matthewharrisDr Harris worked for several years as a primary care physician in Brazil, as a WHO Polio Consultant in Ethiopia, as an HIV Technical Consultant in Mozambique and as a Global Health Advisor to the UK Department of Health. In 2014 he was awarded a prestigious Harkness Fellowship from the US Commonwealth Fund where he was a Visiting Research Assistant Professor at New York University, exploring cognitive biases in evidence interpretation in the context of Reverse Innovation.

indiaHe explained the concept of frugal innovations, usually low cost, often repurposed technologies, developed for resource-poor settings such as developing country health systems but increasingly relevant in the context of worsening resource constraints in Western health settings. The concept of frugal innovations is becoming important in the UK, where there is an imperative to identify those innovations that may perform equally but at lower cost. Bringing these frugal innovations from low-income countries into the NHS (so-called ‘reverse innovation’) is an emerging field in which Dr Harris is an acknowledged expert.

LIFH-logo-web2In his excellent and thoughtful seminar, Dr Harris discussed examples of frugal innovations such as a low cost portable ECG machine or cataract surgery delivered on a large scale in India, a new orthopaedic drill cover created in Africa, and a community health worker programme in Brazil. He also explored the challenges and barriers to identifying, adapting and adopting frugal innovations, touching on a diversity of literatures including diffusion of innovation, cognitive psychology and post-colonialism.

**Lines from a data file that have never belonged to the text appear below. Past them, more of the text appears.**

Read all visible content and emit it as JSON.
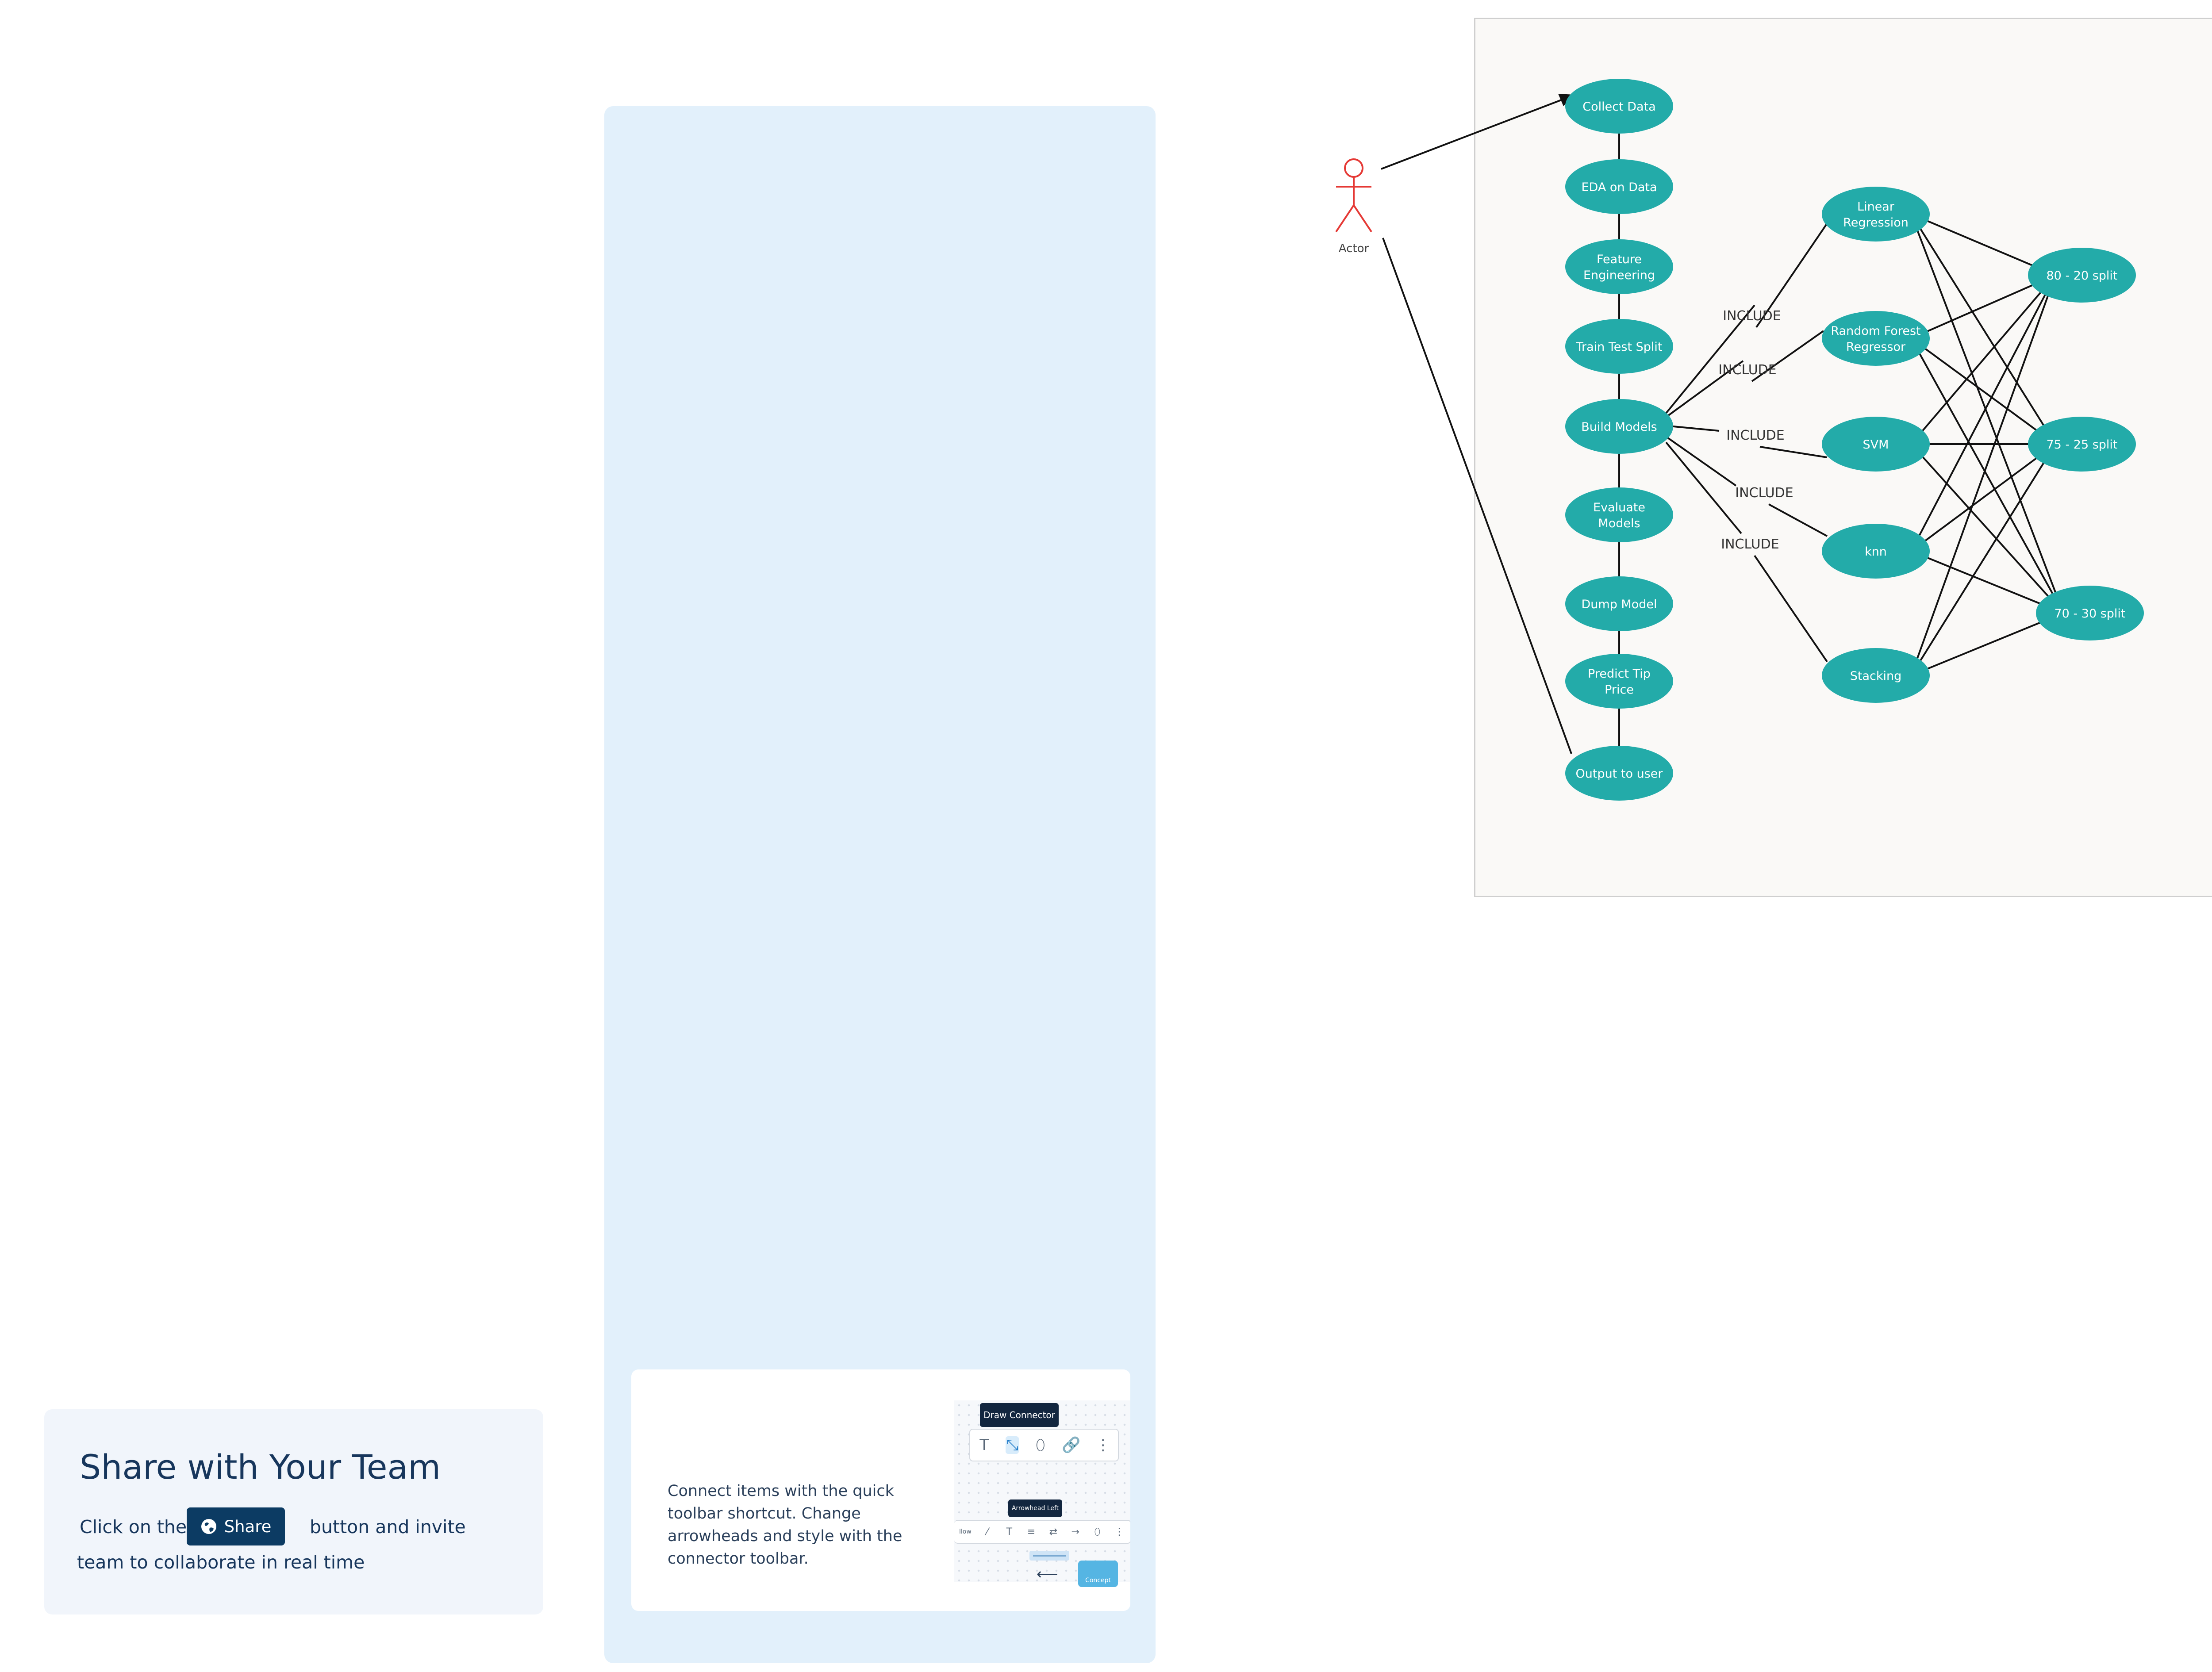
{
  "diagram": {
    "actor": {
      "label": "Actor",
      "color": "#e53935"
    },
    "node_color": "#23aba9",
    "pipeline": [
      {
        "id": "collect",
        "lines": [
          "Collect Data"
        ]
      },
      {
        "id": "eda",
        "lines": [
          "EDA on Data"
        ]
      },
      {
        "id": "feature",
        "lines": [
          "Feature",
          "Engineering"
        ]
      },
      {
        "id": "split",
        "lines": [
          "Train Test Split"
        ]
      },
      {
        "id": "build",
        "lines": [
          "Build Models"
        ]
      },
      {
        "id": "evaluate",
        "lines": [
          "Evaluate",
          "Models"
        ]
      },
      {
        "id": "dump",
        "lines": [
          "Dump Model"
        ]
      },
      {
        "id": "predict",
        "lines": [
          "Predict Tip",
          "Price"
        ]
      },
      {
        "id": "output",
        "lines": [
          "Output to user"
        ]
      }
    ],
    "models": [
      {
        "id": "lr",
        "lines": [
          "Linear",
          "Regression"
        ]
      },
      {
        "id": "rf",
        "lines": [
          "Random Forest",
          "Regressor"
        ]
      },
      {
        "id": "svm",
        "lines": [
          "SVM"
        ]
      },
      {
        "id": "knn",
        "lines": [
          "knn"
        ]
      },
      {
        "id": "stack",
        "lines": [
          "Stacking"
        ]
      }
    ],
    "splits": [
      {
        "id": "s80",
        "lines": [
          "80 - 20 split"
        ]
      },
      {
        "id": "s75",
        "lines": [
          "75 - 25 split"
        ]
      },
      {
        "id": "s70",
        "lines": [
          "70 - 30 split"
        ]
      }
    ],
    "include_label": "INCLUDE"
  },
  "tip": {
    "text": "Connect items with the quick toolbar shortcut. Change arrowheads and style with the connector toolbar.",
    "tooltip_draw": "Draw Connector",
    "tooltip_arrow": "Arrowhead Left",
    "toolbar_label": "llow",
    "concept_label": "Concept",
    "icons": {
      "text": "T",
      "connector": "⤡",
      "shape": "⬯",
      "link": "🔗",
      "more": "⋮"
    }
  },
  "share": {
    "title": "Share with Your Team",
    "line1_prefix": "Click on the",
    "button_label": "Share",
    "line1_suffix": "button and invite",
    "line2": "team to collaborate in real time"
  }
}
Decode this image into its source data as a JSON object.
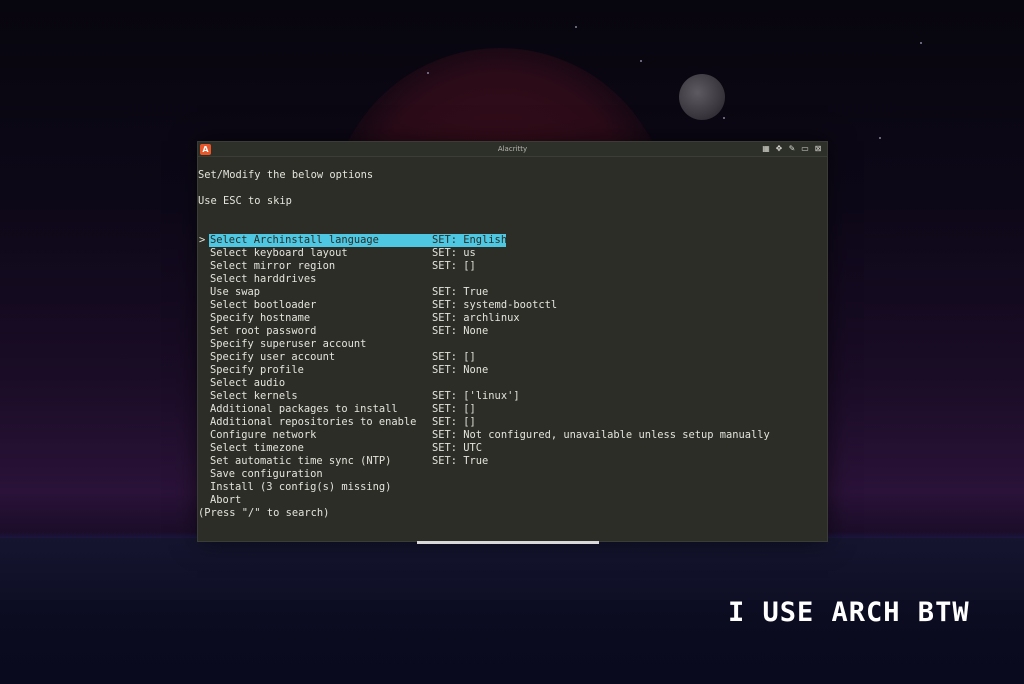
{
  "window": {
    "title": "Alacritty",
    "app_icon": "A",
    "controls": [
      "tile-icon",
      "move-icon",
      "pin-icon",
      "maximize-icon",
      "close-icon"
    ]
  },
  "terminal": {
    "header_line_1": "Set/Modify the below options",
    "header_line_2": "Use ESC to skip",
    "cursor_glyph": ">",
    "menu_items": [
      {
        "label": "Select Archinstall language",
        "value": "SET: English",
        "selected": true
      },
      {
        "label": "Select keyboard layout",
        "value": "SET: us"
      },
      {
        "label": "Select mirror region",
        "value": "SET: []"
      },
      {
        "label": "Select harddrives",
        "value": ""
      },
      {
        "label": "Use swap",
        "value": "SET: True"
      },
      {
        "label": "Select bootloader",
        "value": "SET: systemd-bootctl"
      },
      {
        "label": "Specify hostname",
        "value": "SET: archlinux"
      },
      {
        "label": "Set root password",
        "value": "SET: None"
      },
      {
        "label": "Specify superuser account",
        "value": ""
      },
      {
        "label": "Specify user account",
        "value": "SET: []"
      },
      {
        "label": "Specify profile",
        "value": "SET: None"
      },
      {
        "label": "Select audio",
        "value": ""
      },
      {
        "label": "Select kernels",
        "value": "SET: ['linux']"
      },
      {
        "label": "Additional packages to install",
        "value": "SET: []"
      },
      {
        "label": "Additional repositories to enable",
        "value": "SET: []"
      },
      {
        "label": "Configure network",
        "value": "SET: Not configured, unavailable unless setup manually"
      },
      {
        "label": "Select timezone",
        "value": "SET: UTC"
      },
      {
        "label": "Set automatic time sync (NTP)",
        "value": "SET: True"
      },
      {
        "label": "Save configuration",
        "value": ""
      },
      {
        "label": "Install (3 config(s) missing)",
        "value": ""
      },
      {
        "label": "Abort",
        "value": ""
      }
    ],
    "footer": "(Press \"/\" to search)"
  },
  "wallpaper": {
    "tagline": "I USE ARCH BTW"
  },
  "colors": {
    "highlight": "#4ec7e3",
    "terminal_bg": "#2b2d26",
    "terminal_fg": "#e4e4dc"
  }
}
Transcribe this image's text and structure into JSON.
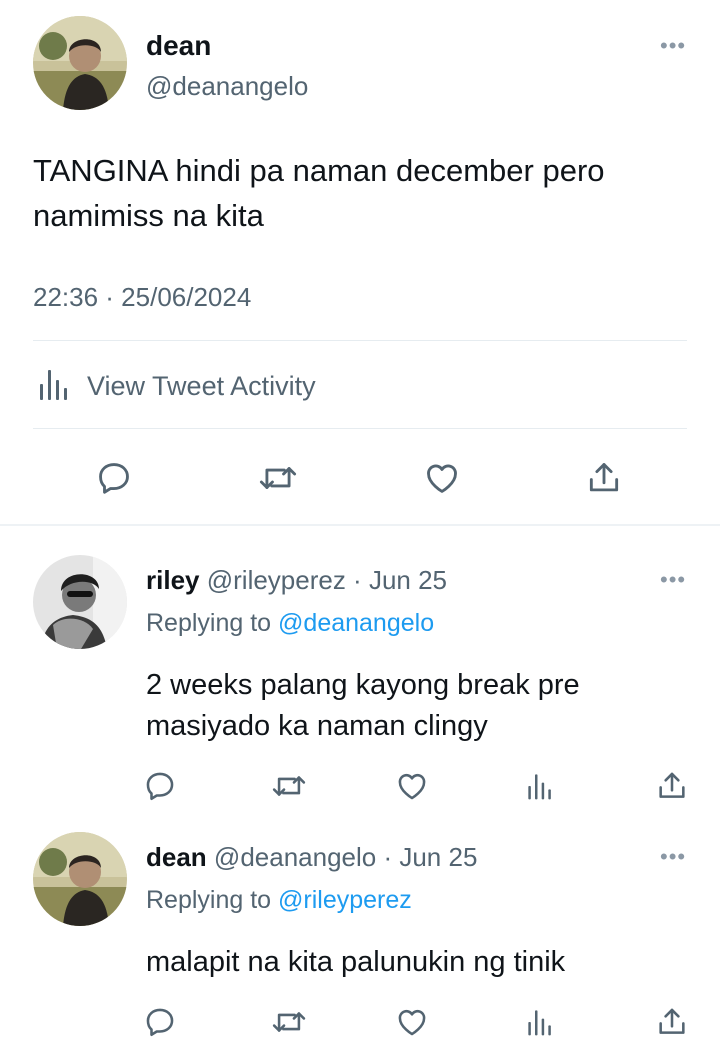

Prof Niro Siriwardena

[su_document url=”” width=”660″ responsive=”no”]Multi-morbidity, goal-oriented care, the community and equity[/su_document]

Identifying barriers and facilitators to ambulance service assessment and treatment of acute asthma: a focus group study

d-shawResearchers in CaHRU and East Midlands Ambulance Service NHS Trust (EMAS) have published a new study: “Identifying barriers and facilitators to ambulance service assessment and treatment of acute asthma: a focus group study” in BMC Emergency Medicine. The study’s lead author was Deborah Shaw of the Clinical Audit and Research Department at EMAS and visiting fellow at CaHRU. She was supported in the work by Prof Niro Siriwardena, director of CaHRU and associate clinical director at EMAS.

EMAS - A&E 9_750The authors aimed to explore paramedics’ attitudes, perceptions and beliefs about prehospital management of asthma, to identify barriers and facilitators to guideline adherence, acknowledging variations in prehospital care for asthma. The investigators interviewed paramedics and managers and their analysis identified that guidelines should be made more relevant to ambulance service care; barriers to assessment; conflicts between clinicians’ and patients’ expectations; complex ambulance service processes and equipment; and opportunities for improved prehospital education, information, communication, support and care pathways for asthma.

EMAS - PTS 2_750The service has already used these findings to improve prehospital care for people with asthma and other chronic respiratory conditions.